- _Exercise prompt_: Select the lines of the records containing the word "value" and list them.

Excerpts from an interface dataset
———
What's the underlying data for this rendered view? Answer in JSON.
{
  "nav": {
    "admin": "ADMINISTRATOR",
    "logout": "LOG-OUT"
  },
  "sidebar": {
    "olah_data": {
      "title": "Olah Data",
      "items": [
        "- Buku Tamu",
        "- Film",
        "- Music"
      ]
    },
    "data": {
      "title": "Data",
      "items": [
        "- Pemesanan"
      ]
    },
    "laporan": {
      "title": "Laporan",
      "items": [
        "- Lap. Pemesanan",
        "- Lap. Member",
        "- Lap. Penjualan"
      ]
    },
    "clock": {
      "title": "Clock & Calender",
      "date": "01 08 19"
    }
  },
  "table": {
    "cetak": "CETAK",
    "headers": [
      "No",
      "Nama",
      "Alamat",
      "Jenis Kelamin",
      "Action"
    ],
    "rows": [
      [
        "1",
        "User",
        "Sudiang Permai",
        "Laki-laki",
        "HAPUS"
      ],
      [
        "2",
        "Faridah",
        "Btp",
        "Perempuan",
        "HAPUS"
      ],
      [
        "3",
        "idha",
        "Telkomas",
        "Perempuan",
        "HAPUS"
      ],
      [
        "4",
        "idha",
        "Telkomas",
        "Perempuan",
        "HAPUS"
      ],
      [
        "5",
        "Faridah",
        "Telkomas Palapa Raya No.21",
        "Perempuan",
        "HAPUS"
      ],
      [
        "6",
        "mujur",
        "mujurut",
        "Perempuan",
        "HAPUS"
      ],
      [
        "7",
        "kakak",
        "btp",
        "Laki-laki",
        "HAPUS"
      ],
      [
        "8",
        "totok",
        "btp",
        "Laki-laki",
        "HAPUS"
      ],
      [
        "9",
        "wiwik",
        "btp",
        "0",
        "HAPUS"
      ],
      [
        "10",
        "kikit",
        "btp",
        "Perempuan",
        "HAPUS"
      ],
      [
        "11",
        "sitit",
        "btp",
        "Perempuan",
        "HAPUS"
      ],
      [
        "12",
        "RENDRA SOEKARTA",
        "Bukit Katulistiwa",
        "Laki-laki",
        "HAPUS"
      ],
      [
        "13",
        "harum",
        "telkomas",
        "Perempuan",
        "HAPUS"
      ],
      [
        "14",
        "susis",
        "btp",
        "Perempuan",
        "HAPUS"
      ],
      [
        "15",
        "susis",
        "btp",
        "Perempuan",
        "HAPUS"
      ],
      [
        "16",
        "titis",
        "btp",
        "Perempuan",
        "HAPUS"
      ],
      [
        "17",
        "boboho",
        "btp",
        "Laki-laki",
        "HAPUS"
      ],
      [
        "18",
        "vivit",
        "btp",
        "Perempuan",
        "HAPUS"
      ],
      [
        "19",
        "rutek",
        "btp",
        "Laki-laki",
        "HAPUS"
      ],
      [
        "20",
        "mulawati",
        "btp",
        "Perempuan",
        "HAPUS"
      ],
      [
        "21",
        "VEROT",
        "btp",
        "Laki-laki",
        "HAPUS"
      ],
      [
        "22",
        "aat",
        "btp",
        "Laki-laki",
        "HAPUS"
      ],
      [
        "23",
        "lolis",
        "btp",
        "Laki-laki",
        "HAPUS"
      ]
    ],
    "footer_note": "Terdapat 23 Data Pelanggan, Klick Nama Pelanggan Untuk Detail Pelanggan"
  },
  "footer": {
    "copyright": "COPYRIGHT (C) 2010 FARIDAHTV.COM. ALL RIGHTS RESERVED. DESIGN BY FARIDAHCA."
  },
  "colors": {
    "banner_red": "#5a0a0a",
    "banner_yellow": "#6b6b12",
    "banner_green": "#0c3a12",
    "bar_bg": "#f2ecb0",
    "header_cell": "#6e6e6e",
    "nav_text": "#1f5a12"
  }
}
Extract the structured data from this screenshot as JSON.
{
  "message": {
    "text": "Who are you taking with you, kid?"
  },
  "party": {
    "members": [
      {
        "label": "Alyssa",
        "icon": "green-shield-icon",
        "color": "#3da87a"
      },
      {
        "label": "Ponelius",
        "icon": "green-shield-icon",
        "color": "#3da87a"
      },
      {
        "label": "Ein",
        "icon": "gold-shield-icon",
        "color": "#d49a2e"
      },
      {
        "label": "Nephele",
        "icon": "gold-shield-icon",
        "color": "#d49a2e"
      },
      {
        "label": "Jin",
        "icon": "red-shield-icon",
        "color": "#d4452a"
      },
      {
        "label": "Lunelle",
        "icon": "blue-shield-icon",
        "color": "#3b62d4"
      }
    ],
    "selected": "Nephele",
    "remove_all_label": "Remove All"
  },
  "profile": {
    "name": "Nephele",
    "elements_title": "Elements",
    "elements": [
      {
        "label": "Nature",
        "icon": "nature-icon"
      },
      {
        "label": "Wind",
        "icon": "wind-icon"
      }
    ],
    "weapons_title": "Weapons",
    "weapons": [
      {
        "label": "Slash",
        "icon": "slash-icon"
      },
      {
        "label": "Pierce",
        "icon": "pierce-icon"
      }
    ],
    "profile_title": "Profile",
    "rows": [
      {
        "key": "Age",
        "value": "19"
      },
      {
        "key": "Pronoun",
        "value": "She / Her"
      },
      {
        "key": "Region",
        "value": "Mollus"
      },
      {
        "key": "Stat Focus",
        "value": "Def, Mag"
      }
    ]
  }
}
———
- _Task response_:
        "value": "19"
        "value": "She / Her"
        "value": "Mollus"
        "value": "Def, Mag"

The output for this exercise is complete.